The answer must be a single number: how many lines of the records below contain "Modeling".

Data for this exercise below:

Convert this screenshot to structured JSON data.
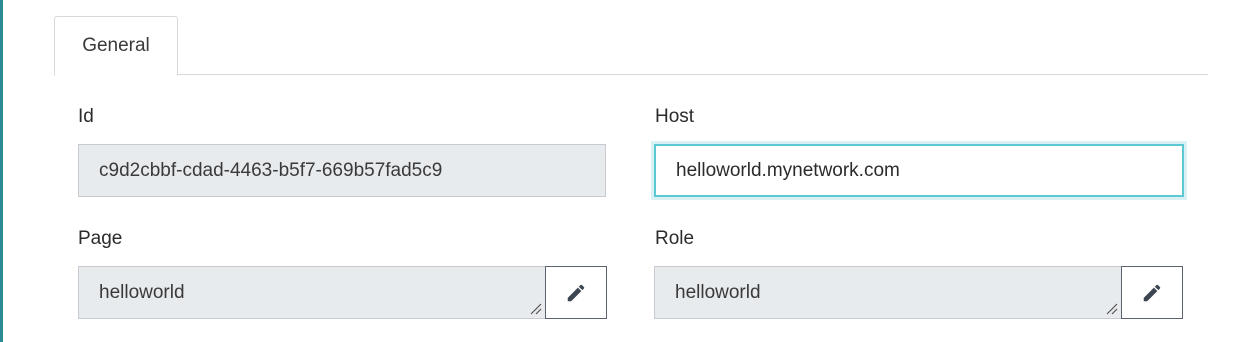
{
  "tabs": {
    "general_label": "General"
  },
  "fields": {
    "id": {
      "label": "Id",
      "value": "c9d2cbbf-cdad-4463-b5f7-669b57fad5c9"
    },
    "host": {
      "label": "Host",
      "value": "helloworld.mynetwork.com"
    },
    "page": {
      "label": "Page",
      "value": "helloworld"
    },
    "role": {
      "label": "Role",
      "value": "helloworld"
    }
  },
  "icons": {
    "edit": "pencil-icon",
    "resize": "resize-grip-icon"
  },
  "colors": {
    "accent": "#2a8a96",
    "focus_border": "#5bc8d4",
    "readonly_bg": "#e8ebed"
  }
}
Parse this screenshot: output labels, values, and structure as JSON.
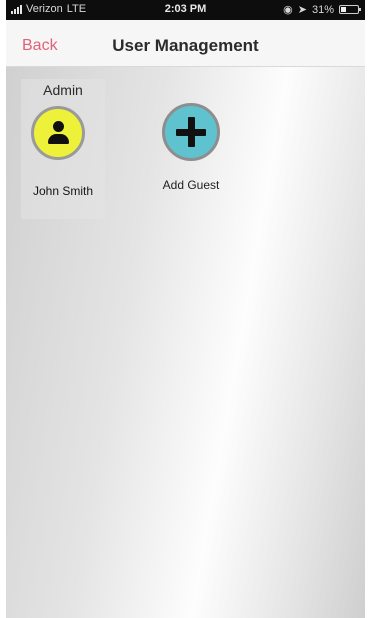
{
  "status_bar": {
    "carrier": "Verizon",
    "network": "LTE",
    "time": "2:03 PM",
    "battery": "31%",
    "battery_level": 0.31,
    "icons": [
      "signal-icon",
      "location-arrow-icon",
      "lock-rotation-icon",
      "battery-icon"
    ]
  },
  "nav": {
    "back_label": "Back",
    "title": "User Management"
  },
  "users": [
    {
      "role": "Admin",
      "name": "John Smith",
      "avatar_color": "#eef13a",
      "icon": "person-icon"
    }
  ],
  "add_guest": {
    "label": "Add Guest",
    "color": "#5fc2cf",
    "icon": "plus-icon"
  },
  "colors": {
    "accent": "#e0627a",
    "navbar": "#f6f6f6",
    "statusbar": "#0d0d0d"
  }
}
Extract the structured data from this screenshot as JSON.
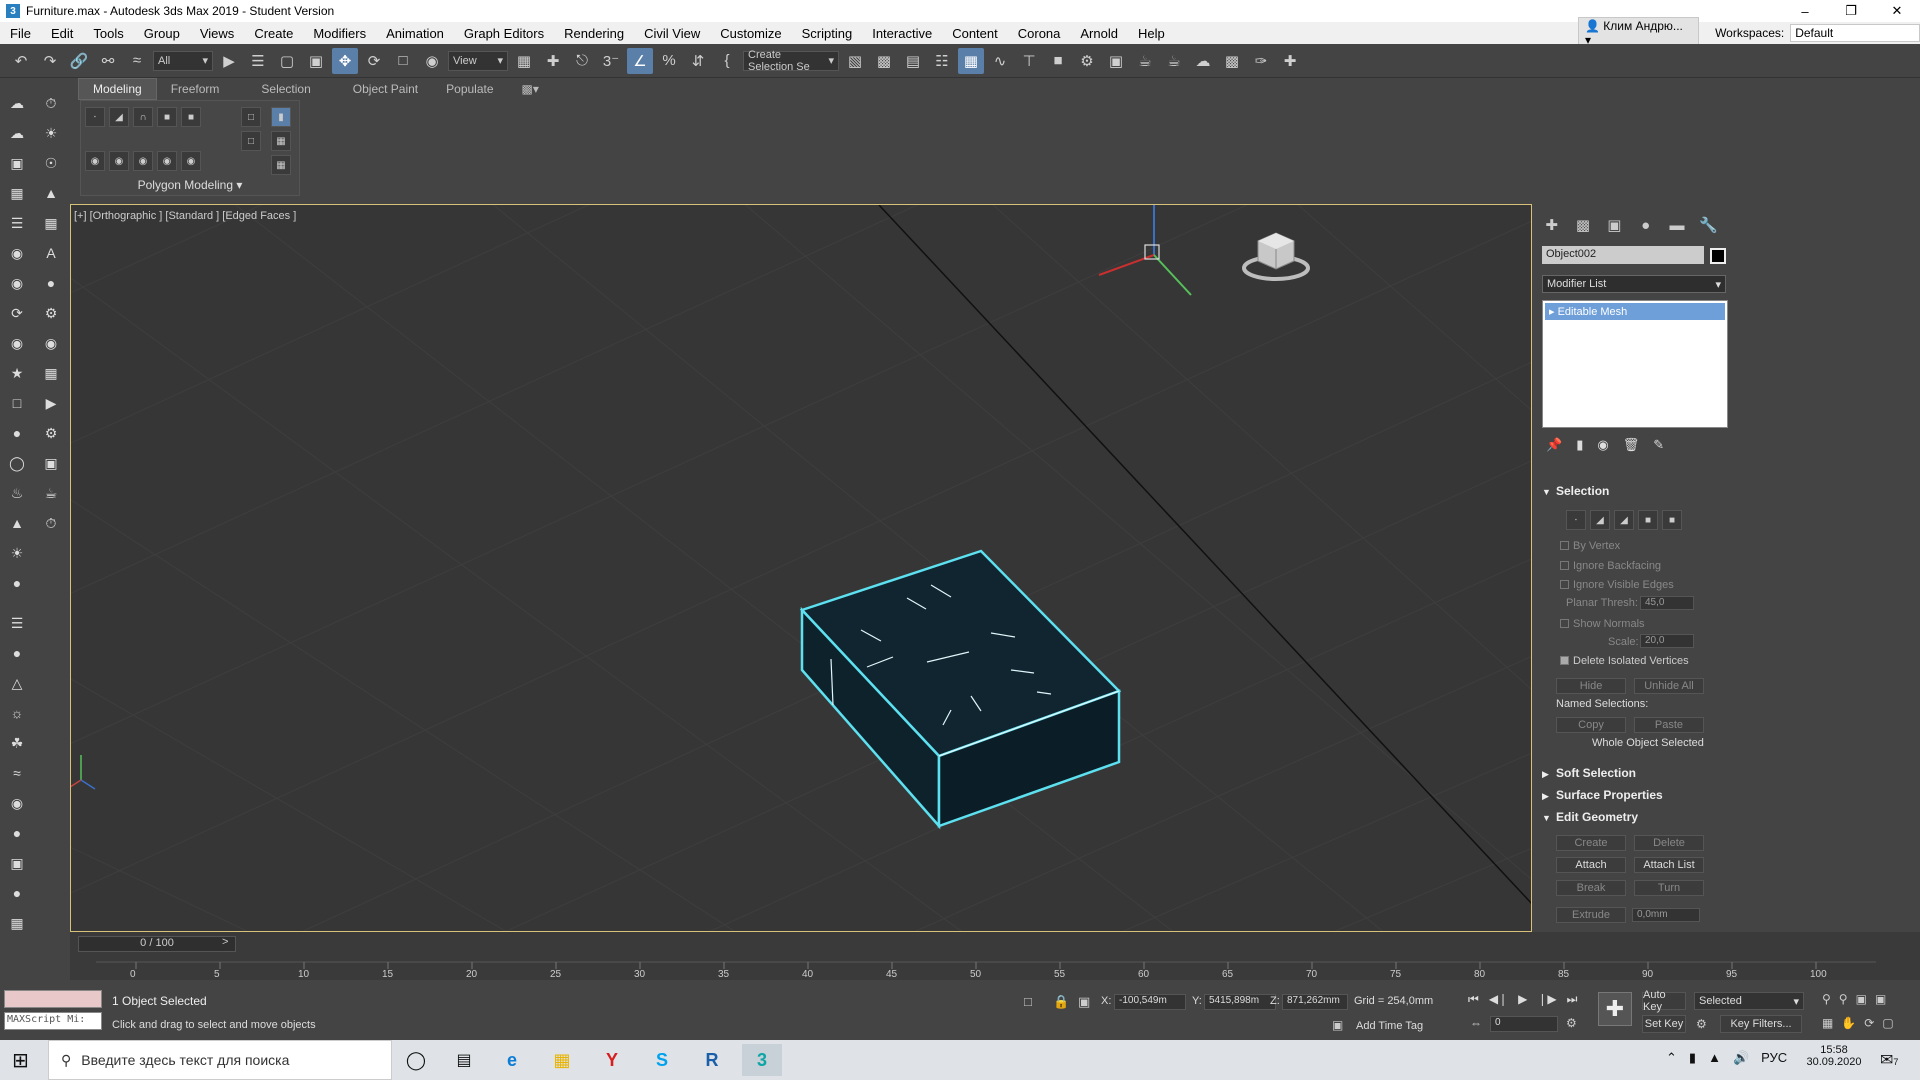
{
  "window": {
    "title": "Furniture.max - Autodesk 3ds Max 2019 - Student Version"
  },
  "menu": {
    "items": [
      "File",
      "Edit",
      "Tools",
      "Group",
      "Views",
      "Create",
      "Modifiers",
      "Animation",
      "Graph Editors",
      "Rendering",
      "Civil View",
      "Customize",
      "Scripting",
      "Interactive",
      "Content",
      "Corona",
      "Arnold",
      "Help"
    ],
    "user": "Клим Андрю...",
    "workspaces_label": "Workspaces:",
    "workspace": "Default"
  },
  "toolbar": {
    "filter": "All",
    "refcoord": "View",
    "selection_set": "Create Selection Se"
  },
  "ribbon": {
    "tabs": [
      "Modeling",
      "Freeform",
      "Selection",
      "Object Paint",
      "Populate"
    ],
    "panel_label": "Polygon Modeling"
  },
  "viewport": {
    "label": "[+] [Orthographic ] [Standard ] [Edged Faces ]"
  },
  "command_panel": {
    "object_name": "Object002",
    "modifier_list": "Modifier List",
    "stack_item": "Editable Mesh",
    "rollouts": {
      "selection": "Selection",
      "by_vertex": "By Vertex",
      "ignore_backfacing": "Ignore Backfacing",
      "ignore_visible_edges": "Ignore Visible Edges",
      "planar_thresh_label": "Planar Thresh:",
      "planar_thresh": "45,0",
      "show_normals": "Show Normals",
      "scale_label": "Scale:",
      "scale": "20,0",
      "delete_isolated": "Delete Isolated Vertices",
      "hide": "Hide",
      "unhide_all": "Unhide All",
      "named_selections": "Named Selections:",
      "copy": "Copy",
      "paste": "Paste",
      "whole_object": "Whole Object Selected",
      "soft_selection": "Soft Selection",
      "surface_properties": "Surface Properties",
      "edit_geometry": "Edit Geometry",
      "create": "Create",
      "delete": "Delete",
      "attach": "Attach",
      "attach_list": "Attach List",
      "break": "Break",
      "turn": "Turn",
      "extrude": "Extrude",
      "extrude_val": "0,0mm"
    }
  },
  "timeline": {
    "slider": "0 / 100",
    "ticks": [
      "0",
      "5",
      "10",
      "15",
      "20",
      "25",
      "30",
      "35",
      "40",
      "45",
      "50",
      "55",
      "60",
      "65",
      "70",
      "75",
      "80",
      "85",
      "90",
      "95",
      "100"
    ]
  },
  "status": {
    "maxscript": "MAXScript Mi:",
    "selected": "1 Object Selected",
    "prompt": "Click and drag to select and move objects",
    "x_label": "X:",
    "x": "-100,549m",
    "y_label": "Y:",
    "y": "5415,898m",
    "z_label": "Z:",
    "z": "871,262mm",
    "grid": "Grid = 254,0mm",
    "add_time_tag": "Add Time Tag",
    "auto_key": "Auto Key",
    "set_key": "Set Key",
    "key_selected": "Selected",
    "key_filters": "Key Filters...",
    "frame": "0"
  },
  "taskbar": {
    "search_placeholder": "Введите здесь текст для поиска",
    "lang": "РУС",
    "time": "15:58",
    "date": "30.09.2020",
    "notif_count": "7"
  }
}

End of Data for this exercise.

| Response box |
2